1 name and qualify the job (so will not interfere with any other Quartz jobs you may have defined)
2 60 secs to wait for the app to be ready
3 check every 10 seconds

Disabling Quartz

The Command Log module automatically references the Quartz library. If you don’t want to use this functionality and want to exclude quartz, then add an explicit dependency on the Command Log applib but exclude the quartz dependency within it:

                <groupId>org.quartz-scheduler</groupId>                 (1)
1 exclude reference to quartz


Conceptually a command represents the intention to execute an action or to edit a property ("before" the change), while an interaction execution represents the actual execution itself ("after" the change).

The CommandSubscriber SPI and ExecutionSubscriber SPI allow either to be subscribed to. From an auditing perspective, their behaviour is quite similar:

  • even though a command represents the intention to invoke an action, its CommandSubscriber SPI is only called once the action/property edit has been completed.

  • the ExecutionSubscriber is called as soon as the action has completed. In most interactions there will only be a single action called within the interaction, hence these two subscribers will be called at almost the same time with very similar payloads.

However, there can be some subtle differences:

  • the WrapperFactory service allows actions to be invoked "as if" through the user interface. Therefore one action can execute another can execute another, creating a nested call graph of executions.

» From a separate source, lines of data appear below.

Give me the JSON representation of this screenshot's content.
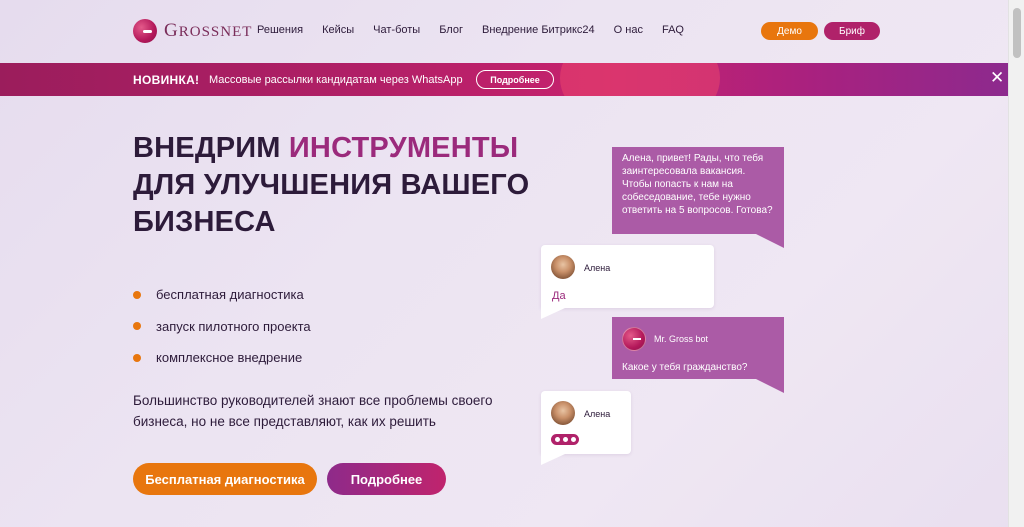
{
  "header": {
    "logo_initial": "G",
    "logo_rest": "ROSSNET",
    "nav": [
      "Решения",
      "Кейсы",
      "Чат-боты",
      "Блог",
      "Внедрение Битрикс24",
      "О нас",
      "FAQ"
    ],
    "demo_label": "Демо",
    "brief_label": "Бриф"
  },
  "banner": {
    "badge": "НОВИНКА!",
    "text": "Массовые рассылки кандидатам через WhatsApp",
    "more_label": "Подробнее",
    "close_glyph": "✕"
  },
  "hero": {
    "title_part1": "ВНЕДРИМ ",
    "title_accent": "ИНСТРУМЕНТЫ",
    "title_part2": "ДЛЯ УЛУЧШЕНИЯ ВАШЕГО БИЗНЕСА",
    "features": [
      "бесплатная диагностика",
      "запуск пилотного проекта",
      "комплексное внедрение"
    ],
    "description": "Большинство руководителей знают все проблемы своего бизнеса, но не все представляют, как их решить",
    "cta_primary": "Бесплатная диагностика",
    "cta_secondary": "Подробнее"
  },
  "chat": {
    "bot_message_1": "Алена, привет! Рады, что тебя заинтересовала вакансия. Чтобы попасть к нам на собеседование, тебе нужно ответить на 5 вопросов. Готова?",
    "user_name": "Алена",
    "user_answer": "Да",
    "bot_name": "Mr. Gross bot",
    "bot_message_2": "Какое у тебя гражданство?"
  },
  "colors": {
    "accent_orange": "#e8760e",
    "accent_magenta": "#b0226a",
    "accent_purple": "#9b2a7c",
    "bot_bubble": "#ab5ba6"
  },
  "icons": [
    "grossnet-logo-icon",
    "close-icon",
    "avatar-icon",
    "bot-avatar-icon",
    "typing-indicator-icon"
  ]
}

    The ExecutionSubscriber is called after each and every execution as it completes, so will be called several times.

  • In contrast, the CommandSubscriber is called only once, for the top-level (outermost) action.